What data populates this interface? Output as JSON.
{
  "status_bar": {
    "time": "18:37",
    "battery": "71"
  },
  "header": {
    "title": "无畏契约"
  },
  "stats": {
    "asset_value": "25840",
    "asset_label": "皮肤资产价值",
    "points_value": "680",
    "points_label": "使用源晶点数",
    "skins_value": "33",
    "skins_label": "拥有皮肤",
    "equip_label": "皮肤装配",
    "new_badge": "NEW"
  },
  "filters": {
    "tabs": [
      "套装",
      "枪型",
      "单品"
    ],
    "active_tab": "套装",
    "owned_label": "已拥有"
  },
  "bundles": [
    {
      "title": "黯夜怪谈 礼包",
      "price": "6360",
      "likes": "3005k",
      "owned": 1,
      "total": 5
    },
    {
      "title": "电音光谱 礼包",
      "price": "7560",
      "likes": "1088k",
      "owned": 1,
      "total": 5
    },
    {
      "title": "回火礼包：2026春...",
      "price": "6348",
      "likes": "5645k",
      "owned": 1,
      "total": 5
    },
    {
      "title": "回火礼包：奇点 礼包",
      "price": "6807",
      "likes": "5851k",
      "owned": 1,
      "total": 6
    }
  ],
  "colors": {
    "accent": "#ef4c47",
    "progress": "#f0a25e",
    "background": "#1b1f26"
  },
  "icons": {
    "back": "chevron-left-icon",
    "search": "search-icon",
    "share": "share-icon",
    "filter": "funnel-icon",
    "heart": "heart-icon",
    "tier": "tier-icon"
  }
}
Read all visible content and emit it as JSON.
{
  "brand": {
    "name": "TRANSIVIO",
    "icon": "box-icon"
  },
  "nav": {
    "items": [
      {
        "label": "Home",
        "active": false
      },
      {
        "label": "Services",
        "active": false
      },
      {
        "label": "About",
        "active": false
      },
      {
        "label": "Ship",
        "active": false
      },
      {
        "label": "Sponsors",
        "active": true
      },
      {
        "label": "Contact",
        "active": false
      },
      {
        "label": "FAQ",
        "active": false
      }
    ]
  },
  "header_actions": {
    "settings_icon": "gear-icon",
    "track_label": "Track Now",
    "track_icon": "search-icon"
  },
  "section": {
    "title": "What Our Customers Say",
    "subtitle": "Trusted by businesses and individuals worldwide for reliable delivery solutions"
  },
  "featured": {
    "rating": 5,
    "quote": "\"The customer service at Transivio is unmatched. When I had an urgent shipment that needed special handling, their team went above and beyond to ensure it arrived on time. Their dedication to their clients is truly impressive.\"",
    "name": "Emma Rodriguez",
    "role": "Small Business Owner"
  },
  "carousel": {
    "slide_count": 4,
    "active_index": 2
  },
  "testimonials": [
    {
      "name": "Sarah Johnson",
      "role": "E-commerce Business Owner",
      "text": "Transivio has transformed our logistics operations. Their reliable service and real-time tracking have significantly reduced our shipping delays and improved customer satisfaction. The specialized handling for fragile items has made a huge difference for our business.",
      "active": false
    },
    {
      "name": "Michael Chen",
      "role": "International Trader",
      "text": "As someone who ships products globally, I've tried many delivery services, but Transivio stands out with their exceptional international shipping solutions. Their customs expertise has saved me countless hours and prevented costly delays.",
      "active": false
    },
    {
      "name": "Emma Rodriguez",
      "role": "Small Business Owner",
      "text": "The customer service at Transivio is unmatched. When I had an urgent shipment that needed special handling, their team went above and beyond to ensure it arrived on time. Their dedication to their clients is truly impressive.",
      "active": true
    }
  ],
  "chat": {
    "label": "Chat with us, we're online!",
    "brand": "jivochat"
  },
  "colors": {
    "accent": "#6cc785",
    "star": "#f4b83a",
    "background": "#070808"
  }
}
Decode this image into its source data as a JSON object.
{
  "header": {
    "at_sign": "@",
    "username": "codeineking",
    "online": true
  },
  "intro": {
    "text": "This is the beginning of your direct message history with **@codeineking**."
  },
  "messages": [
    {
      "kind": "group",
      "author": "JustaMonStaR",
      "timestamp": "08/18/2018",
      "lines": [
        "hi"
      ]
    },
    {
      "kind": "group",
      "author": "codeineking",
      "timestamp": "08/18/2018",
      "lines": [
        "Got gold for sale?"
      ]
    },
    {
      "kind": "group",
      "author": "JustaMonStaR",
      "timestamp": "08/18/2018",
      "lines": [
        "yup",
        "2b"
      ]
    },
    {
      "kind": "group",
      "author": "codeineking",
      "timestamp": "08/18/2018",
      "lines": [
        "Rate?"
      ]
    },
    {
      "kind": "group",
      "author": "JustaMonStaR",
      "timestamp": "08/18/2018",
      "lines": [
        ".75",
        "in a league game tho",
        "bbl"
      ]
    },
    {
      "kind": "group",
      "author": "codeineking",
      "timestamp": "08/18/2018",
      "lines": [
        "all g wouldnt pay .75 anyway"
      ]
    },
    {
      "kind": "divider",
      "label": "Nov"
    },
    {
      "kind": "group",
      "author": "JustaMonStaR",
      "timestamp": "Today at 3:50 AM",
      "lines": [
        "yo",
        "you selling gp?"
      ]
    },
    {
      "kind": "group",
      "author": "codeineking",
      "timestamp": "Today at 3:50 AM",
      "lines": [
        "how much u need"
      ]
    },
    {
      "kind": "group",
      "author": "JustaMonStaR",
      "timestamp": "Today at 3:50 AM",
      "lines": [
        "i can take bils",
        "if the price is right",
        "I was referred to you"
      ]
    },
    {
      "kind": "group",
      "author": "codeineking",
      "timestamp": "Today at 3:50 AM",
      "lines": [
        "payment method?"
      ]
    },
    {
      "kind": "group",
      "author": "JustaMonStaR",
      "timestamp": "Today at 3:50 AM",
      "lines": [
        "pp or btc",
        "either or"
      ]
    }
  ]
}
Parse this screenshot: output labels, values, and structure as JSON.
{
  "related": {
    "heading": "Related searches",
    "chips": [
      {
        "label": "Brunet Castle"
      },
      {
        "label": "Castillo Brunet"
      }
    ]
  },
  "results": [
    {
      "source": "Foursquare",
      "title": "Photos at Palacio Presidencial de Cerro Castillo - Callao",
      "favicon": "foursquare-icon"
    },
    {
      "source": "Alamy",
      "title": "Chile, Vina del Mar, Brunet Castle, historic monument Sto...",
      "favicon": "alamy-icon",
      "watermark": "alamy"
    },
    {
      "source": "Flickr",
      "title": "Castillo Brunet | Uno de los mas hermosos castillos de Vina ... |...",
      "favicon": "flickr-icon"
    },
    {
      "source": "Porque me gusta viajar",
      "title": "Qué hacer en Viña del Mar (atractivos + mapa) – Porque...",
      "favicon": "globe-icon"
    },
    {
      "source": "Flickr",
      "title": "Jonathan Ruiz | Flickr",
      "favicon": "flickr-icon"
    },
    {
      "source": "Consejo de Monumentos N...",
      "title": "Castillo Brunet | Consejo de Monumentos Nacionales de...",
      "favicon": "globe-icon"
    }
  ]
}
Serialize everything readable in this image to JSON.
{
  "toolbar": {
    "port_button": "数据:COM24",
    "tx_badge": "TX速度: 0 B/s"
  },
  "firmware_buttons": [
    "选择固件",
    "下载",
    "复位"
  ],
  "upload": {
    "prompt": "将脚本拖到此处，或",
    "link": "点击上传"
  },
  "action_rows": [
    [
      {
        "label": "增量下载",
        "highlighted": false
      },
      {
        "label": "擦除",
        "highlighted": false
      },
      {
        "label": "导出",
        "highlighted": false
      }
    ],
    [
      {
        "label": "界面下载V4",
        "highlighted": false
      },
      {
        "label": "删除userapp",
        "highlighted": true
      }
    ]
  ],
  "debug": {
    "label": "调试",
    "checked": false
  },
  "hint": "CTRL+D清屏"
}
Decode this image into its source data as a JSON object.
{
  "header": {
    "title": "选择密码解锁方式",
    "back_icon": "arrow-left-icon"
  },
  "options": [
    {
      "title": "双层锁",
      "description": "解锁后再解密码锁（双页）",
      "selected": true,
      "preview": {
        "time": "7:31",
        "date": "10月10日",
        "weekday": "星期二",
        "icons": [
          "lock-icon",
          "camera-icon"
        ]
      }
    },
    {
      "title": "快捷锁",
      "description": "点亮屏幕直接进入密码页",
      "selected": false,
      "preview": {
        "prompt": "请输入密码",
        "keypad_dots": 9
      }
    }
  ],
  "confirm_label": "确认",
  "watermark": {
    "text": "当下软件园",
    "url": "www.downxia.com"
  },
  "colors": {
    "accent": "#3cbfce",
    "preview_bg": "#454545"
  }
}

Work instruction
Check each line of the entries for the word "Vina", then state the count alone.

Exercise result
2